▶ [What the exercise asks]:
Only the lines containing the string "home" are needed; copy all of them from the listing.
:: Input data ::
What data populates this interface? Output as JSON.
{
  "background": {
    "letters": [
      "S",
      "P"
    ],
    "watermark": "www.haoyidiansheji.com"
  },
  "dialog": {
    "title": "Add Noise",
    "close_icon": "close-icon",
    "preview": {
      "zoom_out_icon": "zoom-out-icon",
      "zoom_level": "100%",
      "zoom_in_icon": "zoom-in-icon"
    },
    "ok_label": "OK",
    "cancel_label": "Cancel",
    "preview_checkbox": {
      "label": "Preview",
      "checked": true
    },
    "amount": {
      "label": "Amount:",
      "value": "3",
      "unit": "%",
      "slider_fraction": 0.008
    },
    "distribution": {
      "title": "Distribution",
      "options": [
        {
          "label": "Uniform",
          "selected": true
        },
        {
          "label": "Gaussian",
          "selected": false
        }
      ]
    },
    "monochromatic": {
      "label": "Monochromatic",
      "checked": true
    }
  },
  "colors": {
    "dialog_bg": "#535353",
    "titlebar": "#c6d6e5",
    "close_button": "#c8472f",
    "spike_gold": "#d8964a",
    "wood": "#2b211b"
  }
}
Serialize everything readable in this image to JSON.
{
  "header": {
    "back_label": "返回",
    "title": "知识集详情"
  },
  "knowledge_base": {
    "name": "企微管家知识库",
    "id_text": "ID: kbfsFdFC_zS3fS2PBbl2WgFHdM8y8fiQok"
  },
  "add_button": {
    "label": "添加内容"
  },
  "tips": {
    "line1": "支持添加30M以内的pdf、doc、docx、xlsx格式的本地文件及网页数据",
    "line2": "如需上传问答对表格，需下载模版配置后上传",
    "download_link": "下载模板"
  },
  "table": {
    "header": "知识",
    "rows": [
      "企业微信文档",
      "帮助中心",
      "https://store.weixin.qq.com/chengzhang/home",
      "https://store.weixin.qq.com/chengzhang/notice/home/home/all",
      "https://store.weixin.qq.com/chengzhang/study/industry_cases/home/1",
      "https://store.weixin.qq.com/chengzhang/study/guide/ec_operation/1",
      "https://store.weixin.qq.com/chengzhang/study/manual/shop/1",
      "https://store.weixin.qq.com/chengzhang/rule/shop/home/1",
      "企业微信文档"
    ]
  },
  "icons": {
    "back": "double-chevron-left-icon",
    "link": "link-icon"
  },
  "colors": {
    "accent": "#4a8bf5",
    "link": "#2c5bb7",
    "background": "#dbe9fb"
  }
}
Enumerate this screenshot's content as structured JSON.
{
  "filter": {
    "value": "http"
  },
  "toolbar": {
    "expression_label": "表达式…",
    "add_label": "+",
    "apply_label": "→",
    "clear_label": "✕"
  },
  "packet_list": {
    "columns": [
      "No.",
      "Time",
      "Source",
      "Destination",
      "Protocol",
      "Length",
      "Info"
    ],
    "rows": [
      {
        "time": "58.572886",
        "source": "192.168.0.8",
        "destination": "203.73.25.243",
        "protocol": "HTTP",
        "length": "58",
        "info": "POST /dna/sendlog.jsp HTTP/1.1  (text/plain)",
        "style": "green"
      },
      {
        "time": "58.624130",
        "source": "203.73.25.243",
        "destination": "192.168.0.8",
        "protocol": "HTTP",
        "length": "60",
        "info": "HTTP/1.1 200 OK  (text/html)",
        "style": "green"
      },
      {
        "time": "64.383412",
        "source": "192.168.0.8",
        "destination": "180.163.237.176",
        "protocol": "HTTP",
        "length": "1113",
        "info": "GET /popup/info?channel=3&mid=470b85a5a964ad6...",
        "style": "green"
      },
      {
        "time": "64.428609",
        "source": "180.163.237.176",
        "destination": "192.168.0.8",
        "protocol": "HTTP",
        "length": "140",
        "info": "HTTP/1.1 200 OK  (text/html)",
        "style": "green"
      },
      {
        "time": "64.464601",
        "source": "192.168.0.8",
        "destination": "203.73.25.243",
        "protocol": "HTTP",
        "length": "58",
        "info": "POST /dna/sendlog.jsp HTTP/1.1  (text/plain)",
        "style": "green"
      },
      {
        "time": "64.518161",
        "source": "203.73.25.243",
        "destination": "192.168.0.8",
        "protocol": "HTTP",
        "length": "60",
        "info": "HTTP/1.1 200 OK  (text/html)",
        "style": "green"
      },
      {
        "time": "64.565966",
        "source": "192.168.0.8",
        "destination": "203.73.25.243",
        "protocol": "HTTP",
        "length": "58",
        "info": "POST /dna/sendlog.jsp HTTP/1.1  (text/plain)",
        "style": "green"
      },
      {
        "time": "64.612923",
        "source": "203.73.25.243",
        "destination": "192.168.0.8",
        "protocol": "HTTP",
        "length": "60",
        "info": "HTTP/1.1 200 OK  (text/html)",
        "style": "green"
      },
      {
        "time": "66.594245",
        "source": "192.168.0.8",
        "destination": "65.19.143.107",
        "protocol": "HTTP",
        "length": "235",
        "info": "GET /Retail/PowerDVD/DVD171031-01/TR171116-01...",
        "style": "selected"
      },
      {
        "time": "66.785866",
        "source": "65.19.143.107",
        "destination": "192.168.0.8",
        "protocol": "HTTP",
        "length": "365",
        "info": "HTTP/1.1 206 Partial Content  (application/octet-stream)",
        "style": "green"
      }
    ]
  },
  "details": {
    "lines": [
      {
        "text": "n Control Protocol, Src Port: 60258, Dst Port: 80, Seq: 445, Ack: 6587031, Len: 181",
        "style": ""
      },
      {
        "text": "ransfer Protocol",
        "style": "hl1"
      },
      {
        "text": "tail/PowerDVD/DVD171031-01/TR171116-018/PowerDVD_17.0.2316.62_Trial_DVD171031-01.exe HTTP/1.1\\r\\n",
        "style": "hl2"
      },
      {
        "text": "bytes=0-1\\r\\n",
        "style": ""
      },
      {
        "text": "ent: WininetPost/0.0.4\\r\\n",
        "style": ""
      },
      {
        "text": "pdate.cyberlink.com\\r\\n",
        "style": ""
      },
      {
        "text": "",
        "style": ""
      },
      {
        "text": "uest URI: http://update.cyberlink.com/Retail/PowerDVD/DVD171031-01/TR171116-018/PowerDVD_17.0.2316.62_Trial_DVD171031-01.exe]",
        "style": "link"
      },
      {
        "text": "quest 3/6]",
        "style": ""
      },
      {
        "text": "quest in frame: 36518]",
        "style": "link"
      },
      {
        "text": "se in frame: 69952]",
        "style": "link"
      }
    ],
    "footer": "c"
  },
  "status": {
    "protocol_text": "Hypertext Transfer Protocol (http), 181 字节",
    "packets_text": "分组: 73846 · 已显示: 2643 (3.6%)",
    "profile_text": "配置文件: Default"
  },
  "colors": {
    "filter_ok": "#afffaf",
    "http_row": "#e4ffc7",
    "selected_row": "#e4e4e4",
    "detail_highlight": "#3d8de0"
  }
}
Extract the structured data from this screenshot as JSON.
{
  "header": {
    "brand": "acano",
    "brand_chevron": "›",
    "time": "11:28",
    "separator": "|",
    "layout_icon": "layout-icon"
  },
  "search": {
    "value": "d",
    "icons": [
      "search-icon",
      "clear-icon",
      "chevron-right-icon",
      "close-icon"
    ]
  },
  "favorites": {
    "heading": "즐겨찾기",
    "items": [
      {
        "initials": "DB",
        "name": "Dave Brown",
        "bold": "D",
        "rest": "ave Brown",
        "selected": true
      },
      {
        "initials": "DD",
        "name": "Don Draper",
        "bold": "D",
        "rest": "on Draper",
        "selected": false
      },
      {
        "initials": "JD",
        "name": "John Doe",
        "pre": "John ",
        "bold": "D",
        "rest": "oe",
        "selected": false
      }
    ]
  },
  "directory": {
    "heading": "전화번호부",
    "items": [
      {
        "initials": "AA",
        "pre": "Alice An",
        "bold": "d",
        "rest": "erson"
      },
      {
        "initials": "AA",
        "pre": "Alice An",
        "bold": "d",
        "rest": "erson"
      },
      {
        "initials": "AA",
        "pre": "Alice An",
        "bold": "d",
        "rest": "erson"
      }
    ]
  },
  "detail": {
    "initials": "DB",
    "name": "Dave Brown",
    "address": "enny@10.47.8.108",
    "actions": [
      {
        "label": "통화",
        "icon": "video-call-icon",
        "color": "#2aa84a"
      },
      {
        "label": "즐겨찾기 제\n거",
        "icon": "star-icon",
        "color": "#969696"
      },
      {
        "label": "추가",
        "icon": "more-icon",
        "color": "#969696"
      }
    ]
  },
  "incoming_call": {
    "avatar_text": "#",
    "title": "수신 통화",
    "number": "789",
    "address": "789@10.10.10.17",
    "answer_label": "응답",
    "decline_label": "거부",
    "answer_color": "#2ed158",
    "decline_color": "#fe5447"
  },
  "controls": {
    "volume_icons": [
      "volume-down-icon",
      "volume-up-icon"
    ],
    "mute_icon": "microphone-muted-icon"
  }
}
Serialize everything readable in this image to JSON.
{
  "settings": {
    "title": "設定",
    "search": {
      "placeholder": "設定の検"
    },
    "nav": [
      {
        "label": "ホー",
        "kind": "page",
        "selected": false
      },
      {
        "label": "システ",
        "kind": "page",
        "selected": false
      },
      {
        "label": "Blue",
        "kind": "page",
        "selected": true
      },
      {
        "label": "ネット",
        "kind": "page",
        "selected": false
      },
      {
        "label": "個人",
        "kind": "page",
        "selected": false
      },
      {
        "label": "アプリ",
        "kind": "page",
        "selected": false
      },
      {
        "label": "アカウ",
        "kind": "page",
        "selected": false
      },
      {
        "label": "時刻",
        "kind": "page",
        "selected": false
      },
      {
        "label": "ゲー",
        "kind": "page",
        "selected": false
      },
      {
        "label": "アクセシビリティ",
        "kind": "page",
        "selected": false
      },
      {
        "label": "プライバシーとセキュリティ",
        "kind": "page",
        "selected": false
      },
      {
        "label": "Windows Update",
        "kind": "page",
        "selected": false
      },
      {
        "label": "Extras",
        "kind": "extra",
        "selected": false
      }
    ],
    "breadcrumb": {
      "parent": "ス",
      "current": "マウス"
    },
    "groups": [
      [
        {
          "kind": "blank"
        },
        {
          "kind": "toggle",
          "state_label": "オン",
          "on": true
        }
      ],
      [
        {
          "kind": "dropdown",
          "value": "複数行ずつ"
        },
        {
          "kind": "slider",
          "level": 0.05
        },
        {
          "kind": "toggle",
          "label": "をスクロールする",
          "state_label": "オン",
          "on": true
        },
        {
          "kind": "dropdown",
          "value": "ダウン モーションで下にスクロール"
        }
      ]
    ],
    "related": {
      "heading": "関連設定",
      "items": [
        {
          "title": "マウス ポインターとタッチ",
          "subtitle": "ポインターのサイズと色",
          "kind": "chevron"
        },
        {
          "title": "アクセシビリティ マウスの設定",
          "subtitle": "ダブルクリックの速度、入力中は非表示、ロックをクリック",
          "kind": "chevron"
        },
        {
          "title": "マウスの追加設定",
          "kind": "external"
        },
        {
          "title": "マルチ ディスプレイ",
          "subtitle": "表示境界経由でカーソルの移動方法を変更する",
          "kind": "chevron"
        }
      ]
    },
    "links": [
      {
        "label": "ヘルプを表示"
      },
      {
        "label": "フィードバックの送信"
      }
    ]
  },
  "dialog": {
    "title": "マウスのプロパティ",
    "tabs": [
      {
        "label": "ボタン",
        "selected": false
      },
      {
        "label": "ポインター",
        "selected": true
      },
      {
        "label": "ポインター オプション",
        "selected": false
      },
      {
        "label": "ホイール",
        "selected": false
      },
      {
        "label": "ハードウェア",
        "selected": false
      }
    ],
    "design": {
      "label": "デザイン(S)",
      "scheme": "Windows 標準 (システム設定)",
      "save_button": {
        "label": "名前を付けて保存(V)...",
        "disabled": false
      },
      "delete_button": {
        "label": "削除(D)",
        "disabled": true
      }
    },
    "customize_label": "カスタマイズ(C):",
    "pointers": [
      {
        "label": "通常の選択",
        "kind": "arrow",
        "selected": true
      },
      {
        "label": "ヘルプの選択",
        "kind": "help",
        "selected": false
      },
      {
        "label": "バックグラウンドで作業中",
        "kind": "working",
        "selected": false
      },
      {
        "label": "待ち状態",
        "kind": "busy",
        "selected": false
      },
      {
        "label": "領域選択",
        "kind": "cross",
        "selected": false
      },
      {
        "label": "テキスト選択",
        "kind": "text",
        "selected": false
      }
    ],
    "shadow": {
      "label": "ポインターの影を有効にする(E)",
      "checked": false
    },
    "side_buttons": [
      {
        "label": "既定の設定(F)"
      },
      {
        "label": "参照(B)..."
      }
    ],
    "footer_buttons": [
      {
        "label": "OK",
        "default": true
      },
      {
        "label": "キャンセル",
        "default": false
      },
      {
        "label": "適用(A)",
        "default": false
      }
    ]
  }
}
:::
▶ [The answer]:
      "https://store.weixin.qq.com/chengzhang/home",
      "https://store.weixin.qq.com/chengzhang/notice/home/home/all",
      "https://store.weixin.qq.com/chengzhang/study/industry_cases/home/1",
      "https://store.weixin.qq.com/chengzhang/rule/shop/home/1",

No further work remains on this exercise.